“We just kind of do one for fun and it mixes things up because usually the best athletes aren’t the best ones in the Beer Mile so it gives everyone a chance to win,” he said.

Kent said he ran a Beer Mile with a time of 5:14 and the organizers of the international event contacted him in April and offered to fly him down to the race if he participated.

WATCH: ESPN’s ‘The Beer Mile Buzz’

“It was pretty awesome to be honest, while we were they down there we were kind of treated like mini celebrities, everyone that was there at the event knew who we were,” he said.

“It was amazing it was such a cool atmosphere there was over 1,000 people there at the race.”
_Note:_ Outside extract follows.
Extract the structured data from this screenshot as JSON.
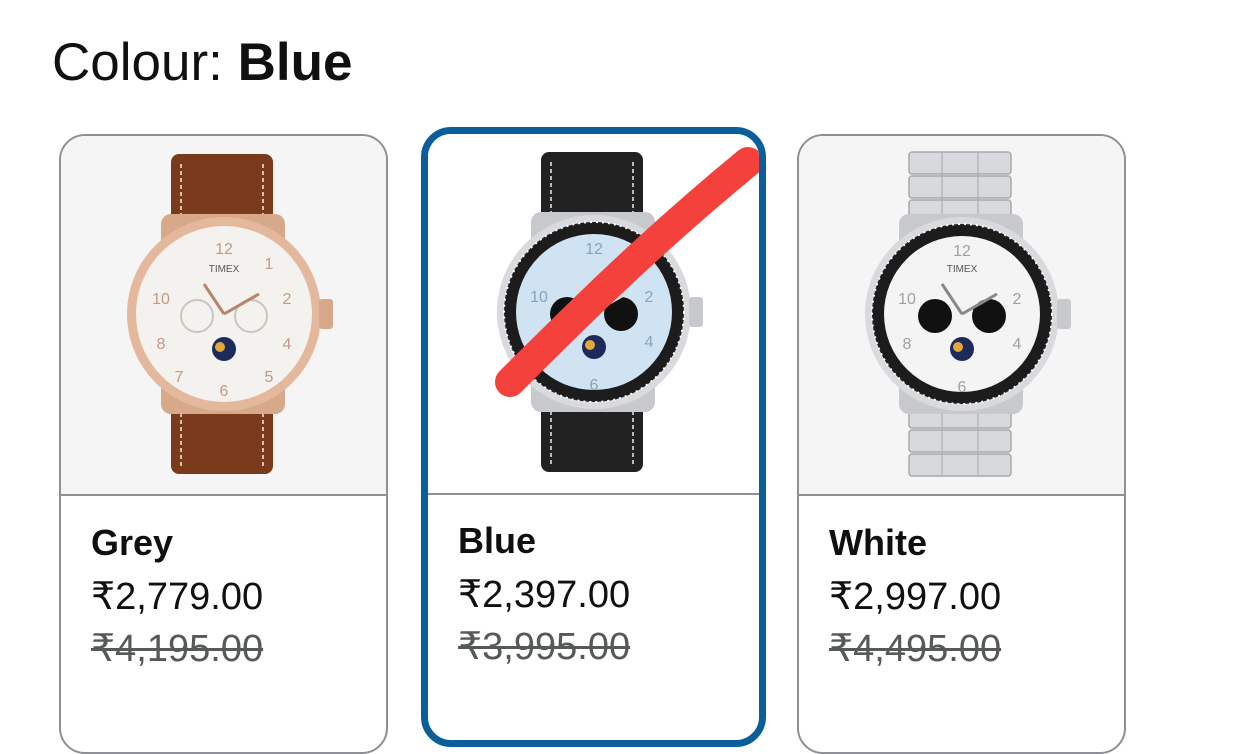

This year was the first time the race has been open to the public, as organizers said they have been producing underground Beer Miles in San Francisco for over a decade.

The race was open to men and women and saw Kent, who holds the current Beer Mile world record time of 4:55.09, charge ahead after two of his toughest competitors were penalized for breaking the rules.
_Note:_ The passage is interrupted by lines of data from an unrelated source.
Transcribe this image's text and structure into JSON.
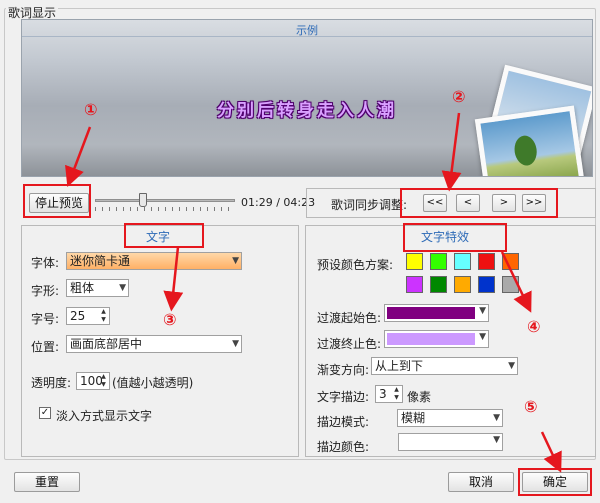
{
  "window": {
    "title": "歌词显示"
  },
  "preview": {
    "label": "示例",
    "lyric": "分别后转身走入人潮"
  },
  "playback": {
    "stop_label": "停止预览",
    "time": "01:29 / 04:23",
    "progress": 0.34
  },
  "sync": {
    "label": "歌词同步调整:",
    "buttons": [
      "<<",
      "<",
      ">",
      ">>"
    ]
  },
  "text_panel": {
    "title": "文字",
    "font_label": "字体:",
    "font_value": "迷你简卡通",
    "style_label": "字形:",
    "style_value": "粗体",
    "size_label": "字号:",
    "size_value": "25",
    "position_label": "位置:",
    "position_value": "画面底部居中",
    "opacity_label": "透明度:",
    "opacity_value": "100",
    "opacity_hint": "(值越小越透明)",
    "fade_label": "淡入方式显示文字",
    "fade_checked": true
  },
  "effect_panel": {
    "title": "文字特效",
    "preset_label": "预设颜色方案:",
    "preset_colors": [
      "#ffff00",
      "#33ff00",
      "#66ffff",
      "#ee1111",
      "#ff6600",
      "#cc33ff",
      "#008800",
      "#ffaa00",
      "#0033cc",
      "#aaaaaa"
    ],
    "start_label": "过渡起始色:",
    "start_color": "#800080",
    "end_label": "过渡终止色:",
    "end_color": "#cc99ff",
    "direction_label": "渐变方向:",
    "direction_value": "从上到下",
    "stroke_label": "文字描边:",
    "stroke_value": "3",
    "stroke_unit": "像素",
    "stroke_mode_label": "描边模式:",
    "stroke_mode_value": "模糊",
    "stroke_color_label": "描边颜色:",
    "stroke_color": "#ffffff"
  },
  "footer": {
    "reset_label": "重置",
    "cancel_label": "取消",
    "ok_label": "确定"
  },
  "annotations": {
    "colors": {
      "red": "#e5171e"
    },
    "markers": [
      "①",
      "②",
      "③",
      "④",
      "⑤"
    ]
  }
}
American James Nielsen and Australian Josh Harris, both former record holders, weren’t among the top finishers due to the fact that Harris was penalized for vomiting and Nielsen was disqualified for not finishing his beer, Runner’s World reported after the race.

“Going into the race I kind of knew there were easily four or five guys that could have won it,” Kent said.

“So I was kind of shocked at how the race played out in the end.”

Kent brought a local beer to the competition, Amsterdam Blonde, which may have helped him take the lead over American competitors who largely opted for Budweiser instead.

“It’s just something I’d used before and I’d tried a bunch of different types and that’s the one that worked best, so me and the rest of the Canadians flew down with it because we knew it worked well,” he said, adding that Budweiser was not his favourite beer for competition.

“I tried using that in Texas at the world championships and  it didn’t go well for me so I decided this time I would fly down with my own beer.”